That makes me want to cry. Just thinking about what a change it is. Thinking about that first year, and how hard that first was for you (it was really hard for me also) but that there’s such a great reward through the journey. In everything we do, and how we live our lives, and how we make our work. The role of being a mother informs what we do in such a bigger way. That hard year becomes totally worth it and more. Yes. It forms who we are as an adult, I think. I am a completely different person than I was before I was a mom. I feel like it’s highlighted a little bit to me how selfish I was, which I didn’t think that I was. It’s also shown me to be full of grace for myself, and to be patient with myself, and to be patient with my kids, and to enjoy the little things.
What’s your favorite thing about being a mom? Giggles. I just can’t get enough of them. I will embarrass myself. I will make silly faces. I will stoop down to the lowest levels. I will do things unimaginable to get a good giggle out of my kids.
What are you most looking forward to in your career and in your family? For awhile in this journey, I kind of got into this trap where I was looking forward to the day when the kids go to school full time and I could paint full time. As I look back at pictures, sometimes Timehop will show some picture of my child a year ago, and then it resonates with me how quickly this time is flying, even though it feels like it’s going at a snail’s pace. I think the thing I’m looking forward to most is just slow, steady growth. Growth as a person, growth as an artist, and continuing to take on challenges and things that I would have said no to before. And to just keep trying my best to put boundaries around my stress levels and the things that I accept, so that I can make sure that my priorities are in check. I’m an artist because I’m a mom. And I’m a mom because I’m an artist, and they all are so interwoven that I don’t want anything to get out of bounds, and I really try very hard to try to keep it balanced. And I think that’s something we’ll all be trying to work on for the rest of our lives.
“I’m an artist because I’m a mom. And I’m a mom because I’m an artist, and they all are so interwoven that I don’t want anything to get out of bounds, and I really try very hard to try to keep it balanced.”
What advice would you give to other Mother Makers? Number one, have a lot of grace with yourself. Be patient with yourself. You don’t become an artist overnight. It’s a culmination of things from a whole lifetime, and especially when you’re learning to run a business on top of that. Being an artist and being a business owner are two completely different things, and so you have to be willing to put in the due diligence to learn both of those things, and that takes a lot of patience.

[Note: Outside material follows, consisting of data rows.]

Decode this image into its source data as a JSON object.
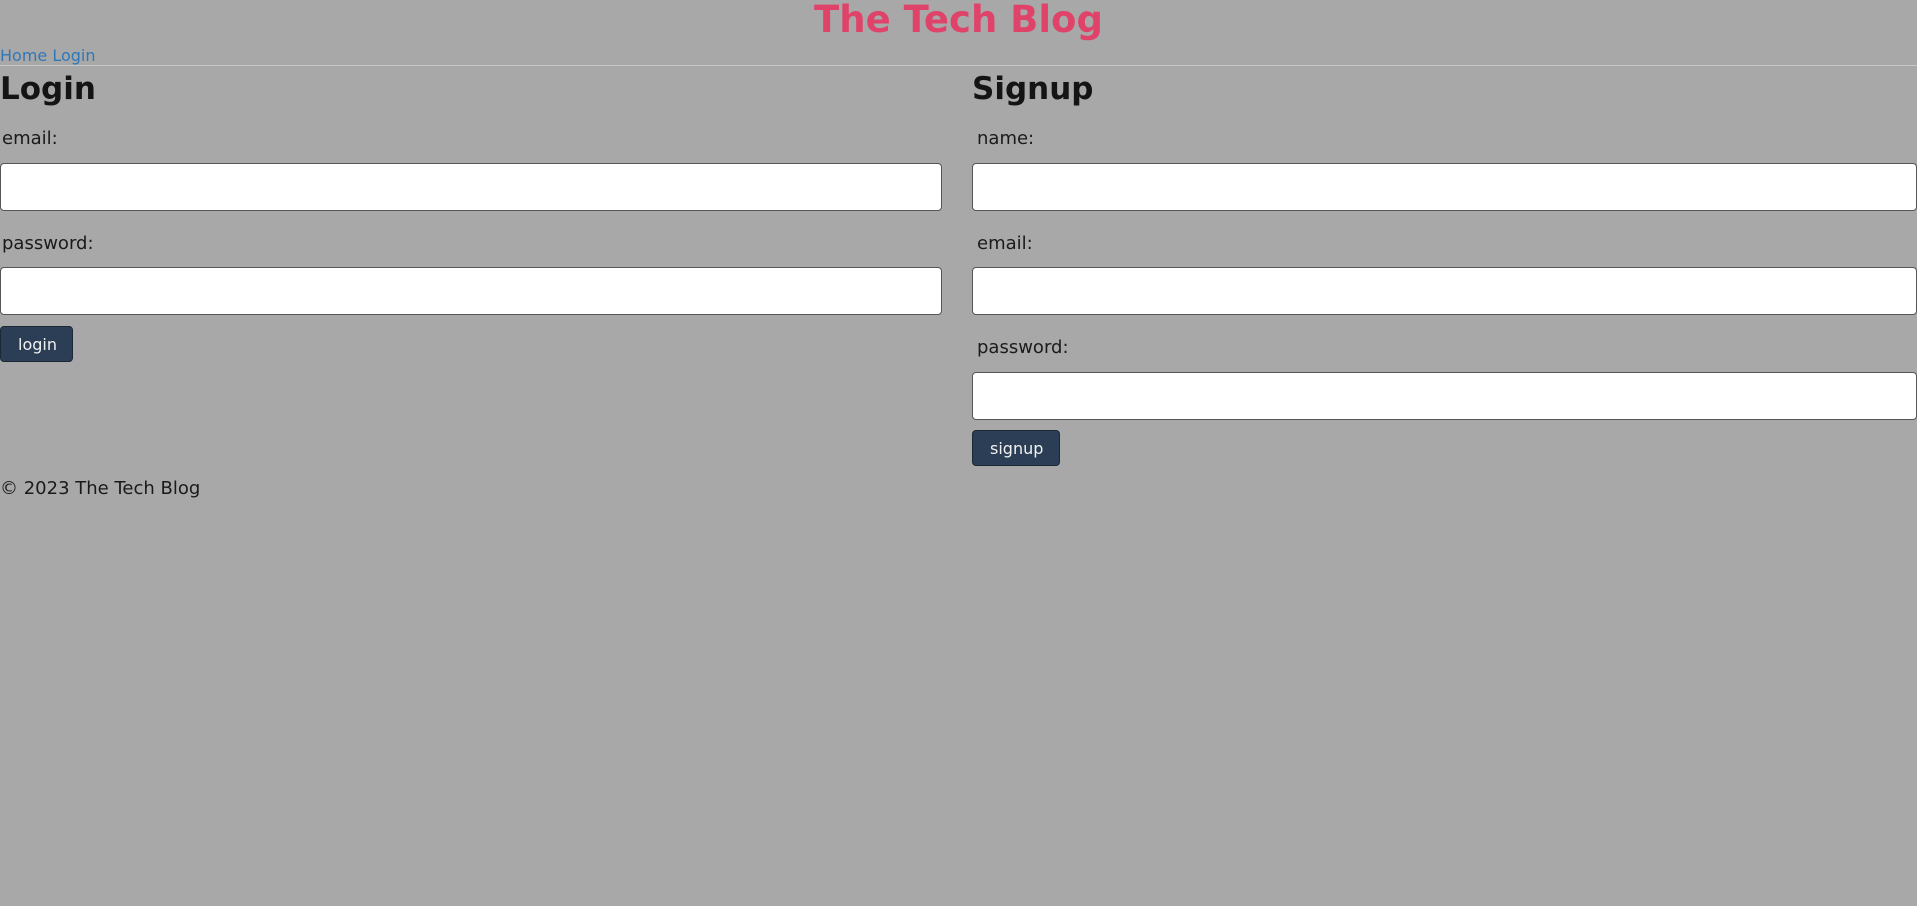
{
  "header": {
    "title": "The Tech Blog",
    "nav": [
      {
        "label": "Home"
      },
      {
        "label": "Login"
      }
    ],
    "title_color": "#e0436a",
    "link_color": "#2f78b8"
  },
  "login": {
    "heading": "Login",
    "email_label": "email:",
    "email_value": "",
    "password_label": "password:",
    "password_value": "",
    "button_label": "login"
  },
  "signup": {
    "heading": "Signup",
    "name_label": "name:",
    "name_value": "",
    "email_label": "email:",
    "email_value": "",
    "password_label": "password:",
    "password_value": "",
    "button_label": "signup"
  },
  "footer": {
    "text": "© 2023 The Tech Blog"
  },
  "colors": {
    "background": "#a8a8a8",
    "button": "#2c3e55"
  }
}
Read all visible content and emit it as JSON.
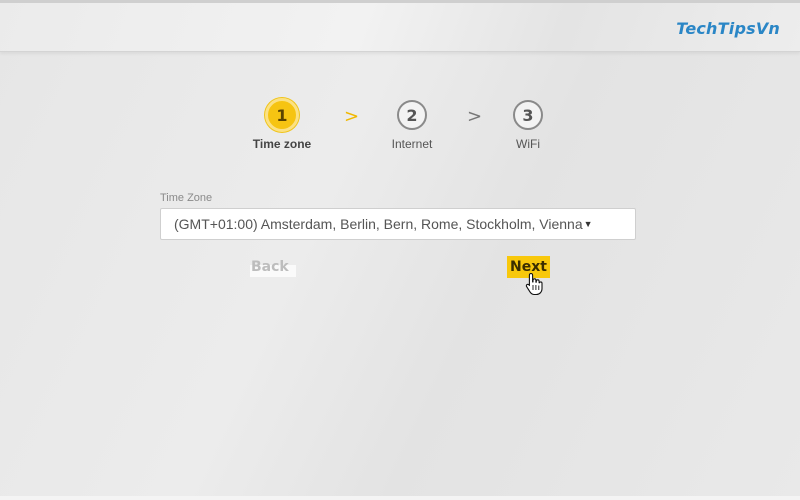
{
  "watermark": "TechTipsVn",
  "steps": [
    {
      "number": "1",
      "label": "Time zone",
      "state": "active"
    },
    {
      "number": "2",
      "label": "Internet",
      "state": "inactive"
    },
    {
      "number": "3",
      "label": "WiFi",
      "state": "inactive"
    }
  ],
  "separator": ">",
  "timezone": {
    "label": "Time Zone",
    "value": "(GMT+01:00) Amsterdam, Berlin, Bern, Rome, Stockholm, Vienna"
  },
  "buttons": {
    "back": "Back",
    "next": "Next"
  },
  "icons": {
    "caret": "triangle-down-icon",
    "cursor": "hand-pointer-icon"
  },
  "colors": {
    "accent": "#f6c412",
    "watermark": "#2a86c6"
  }
}
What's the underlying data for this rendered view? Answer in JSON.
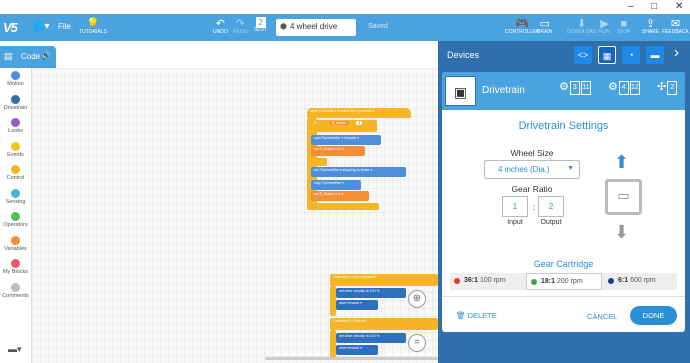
{
  "window": {
    "minimize": "–",
    "maximize": "□",
    "close": "✕"
  },
  "topbar": {
    "logo": "V5",
    "file": "File",
    "tutorials": "TUTORIALS",
    "undo": "UNDO",
    "redo": "REDO",
    "slot": "SLOT",
    "slot_number": "2",
    "project_name": "4 wheel drive",
    "saved": "Saved",
    "controller": "CONTROLLER",
    "brain": "BRAIN",
    "download": "DOWNLOAD",
    "run": "RUN",
    "stop": "STOP",
    "share": "SHARE",
    "feedback": "FEEDBACK"
  },
  "code_tab": {
    "label": "Code"
  },
  "categories": [
    {
      "label": "Motion",
      "color": "#4a90e2"
    },
    {
      "label": "Drivetrain",
      "color": "#2f6fab"
    },
    {
      "label": "Looks",
      "color": "#9b59d0"
    },
    {
      "label": "Events",
      "color": "#f5c518"
    },
    {
      "label": "Control",
      "color": "#f5b527"
    },
    {
      "label": "Sensing",
      "color": "#3fbad8"
    },
    {
      "label": "Operators",
      "color": "#52c152"
    },
    {
      "label": "Variables",
      "color": "#f68e36"
    },
    {
      "label": "My Blocks",
      "color": "#e8586f"
    },
    {
      "label": "Comments",
      "color": "#bdbdbd"
    }
  ],
  "blocks": {
    "when_controller": "when Controller1 ▾ button R1 ▾ pressed ▾",
    "if_block": "if",
    "r1_button": "R_Button",
    "val1": "1",
    "spin": "spin  FlywheelBar ▾ forward ▾",
    "set1": "set  R_Button ▾ to 0",
    "set_vel": "set  FlywheelBar ▾ stopping to brake ▾",
    "stop": "stop  FlywheelBar ▾",
    "set2": "set  R_Button ▾ to 1",
    "ctrl_axis1": "Controller1 ▾ Up ▾ pressed?",
    "drive_vel1": "set drive velocity to 100 %",
    "drive1": "drive forward ▾",
    "ctrl_axis2": "Controller1 ▾ Down ▾",
    "drive_vel2": "set drive velocity to 100 %",
    "drive2": "drive forward ▾"
  },
  "devices": {
    "title": "Devices",
    "device_name": "Drivetrain",
    "ports": {
      "left": [
        "3",
        "11"
      ],
      "right": [
        "4",
        "12"
      ],
      "gyro": "2"
    },
    "settings_title": "Drivetrain Settings",
    "wheel_size_label": "Wheel Size",
    "wheel_size_value": "4 inches (Dia.)",
    "gear_ratio_label": "Gear Ratio",
    "input_value": "1",
    "output_value": "2",
    "input_label": "Input",
    "output_label": "Output",
    "ratio_sep": ":",
    "cartridge_title": "Gear Cartridge",
    "cartridges": [
      {
        "ratio": "36:1",
        "rpm": "100 rpm",
        "color": "#e53935",
        "selected": false
      },
      {
        "ratio": "18:1",
        "rpm": "200 rpm",
        "color": "#43a047",
        "selected": true
      },
      {
        "ratio": "6:1",
        "rpm": "600 rpm",
        "color": "#1e3a8a",
        "selected": false
      }
    ],
    "delete": "DELETE",
    "cancel": "CANCEL",
    "done": "DONE"
  },
  "zoom": {
    "in": "⊕",
    "reset": "="
  }
}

Also, don’t be afraid to put up boundaries to protect your stand as mom. Don’t put so many things on your plate that your time gets stolen away from this precious time. Really enjoy and celebrate this role that you’re in because I just feel like sometimes it’s not just a joy to be a mom. That is an incredible privilege, but to be a mom and an artist at the same time is just incredible. I wouldn’t want anything to hinder either one of those roles. Have grace and patience, and take it one day at a time.